Mainstream, but still upstream for the tea partier turned political tenderfoot.
There are the typical speaking engagements to anyone who will have the 36-year-old Brooksville native, plus a website, bumper stickers, T-shirts and yard signs, and it is still a family-driven volunteer affair. His dad is the campaign's chief of staff and his father-in-law is finance chairman. The only compensated people are the webmaster and the certified public accountant retained as campaign treasurer.
But Sager no doubt gained a public recognition bump courtesy of the woman he wants to replace: U.S. Rep. Ginny Brown-Waite, the Brooksville Republican who represents the sprawling 5th Congressional District, including all of Hernando and Citrus, most of Pasco and parts of five other counties.
Eleven minutes after the noon April 30 candidate filing deadline for the 2010 election, Brown-Waite announced her intentions to forgo her candidacy and threw her support to Hernando Sheriff Richard Nugent, who had qualified earlier that morning by paying a $10,440 filing fee. The ploy burned multiple mainstream Republicans, some of whom wouldn't have minded running for the seat or at least having a larger say in who should be the favored successor.
"We got calls from (Republicans) not on my team who are now friendlier,'' said Sager. "It's been difficult to get our message out previously. Now, I take it, it'll be a little bit easier.''
Indeed. Brown-Waite, with Nugent's complicity, delivered Sager an issue to run on — the establishment's brazen attempt to manipulate the electoral process and hand down the seat to an anointed follower.
"Your congresswoman tried to cheat you and my opponent stood by silently and let it happen.''
Those are my words, not Sager's, but I presume some version of that will be repeated often during the next 15 weeks.
Sager secured his name on the Aug. 24 Republican primary ballot by collecting 7,300 signatures. He has been campaigning since October and argued that he, not Nugent, should be considered the front-runner.
Well, that's a stretch. Nugent received nearly 63,000 votes during his 2008 re-election. Sager's name has never been on a ballot. Outside Hernando County, however, their name recognition has to be just about equal. Both are unknown.

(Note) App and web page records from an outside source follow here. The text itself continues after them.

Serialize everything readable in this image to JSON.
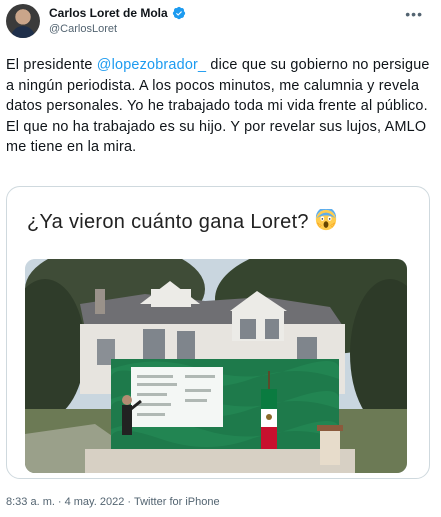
{
  "author": {
    "name": "Carlos Loret de Mola",
    "handle": "@CarlosLoret"
  },
  "tweet": {
    "prefix": "El presidente ",
    "mention": "@lopezobrador_",
    "body": " dice que su gobierno no persigue a ningún periodista. A los pocos minutos, me calumnia y revela datos personales. Yo he trabajado toda mi vida frente al público. El que no ha trabajado es su hijo. Y por revelar sus lujos, AMLO me tiene en la mira."
  },
  "media": {
    "title": "¿Ya vieron cuánto gana Loret?"
  },
  "footer": {
    "time": "8:33 a. m.",
    "date": "4 may. 2022",
    "source": "Twitter for iPhone",
    "separator": "·"
  },
  "colors": {
    "accent": "#1d9bf0",
    "text": "#0f1419",
    "muted": "#536471",
    "border": "#cfd9de",
    "stage_green": "#1e7a4b"
  }
}
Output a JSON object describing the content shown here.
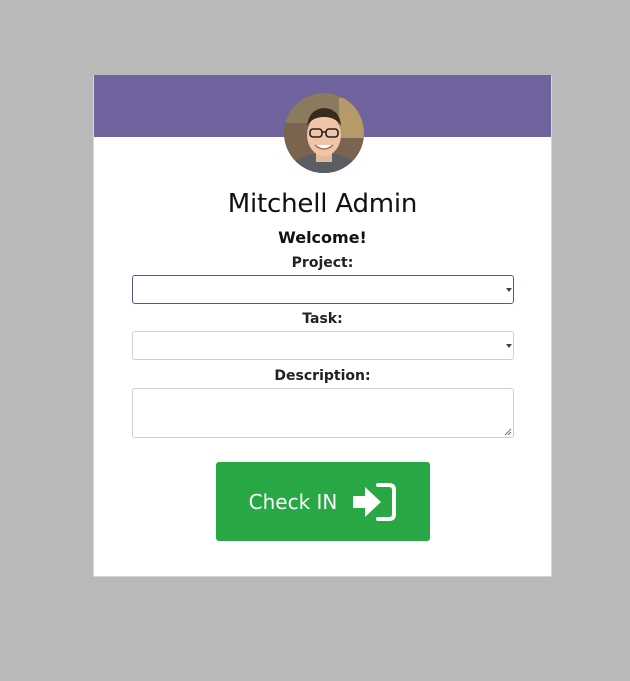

Nugent, fresh from a trip to Washington D.C. where he collected thousands in campaign contributions including $5,000 from Brown-Waite, will have to build name identification through heavy advertising. He plans to remain sheriff which means little time for weekday campaigning outside Hernando.
Sager, who is campaigning full-time, has his own strategy.
"People used to win elections before there was radio,'' he said. "You have to put your feet on the ground.''
Sager's feet hit the ground in earnest after Brown-Waite's Oct. 17 appearance before the Hernando 912 Project that Sager helped form and grow from two people to 250 members. A snippet of her talk is linked to his campaign website and in it she calls the U.S. Constitution a living document.
That's not what the strict constructionists believe. They contend the federal government has overstepped its authority, intruded into individual liberties and matters that should be determined by the states. After that meeting, Sager said members of the Hernando 912 Project asked him to run. So, he's seeking the Republican Party nomination even though he's not enthralled with the partisan nature of politics nor his own party's performance.
He has affiliated with a network of other outsiders — the Freshman 50 PAC — which, among other things, pledges congressional term limits of 12 years, a Constitutional amendment requiring a balanced budget, a flat tax and stronger ethics for Congress.
Victory, he predicts, will be on a national scale.
"Why not?'' said Sager. "There aren't too many people who feel their government is listening to them.''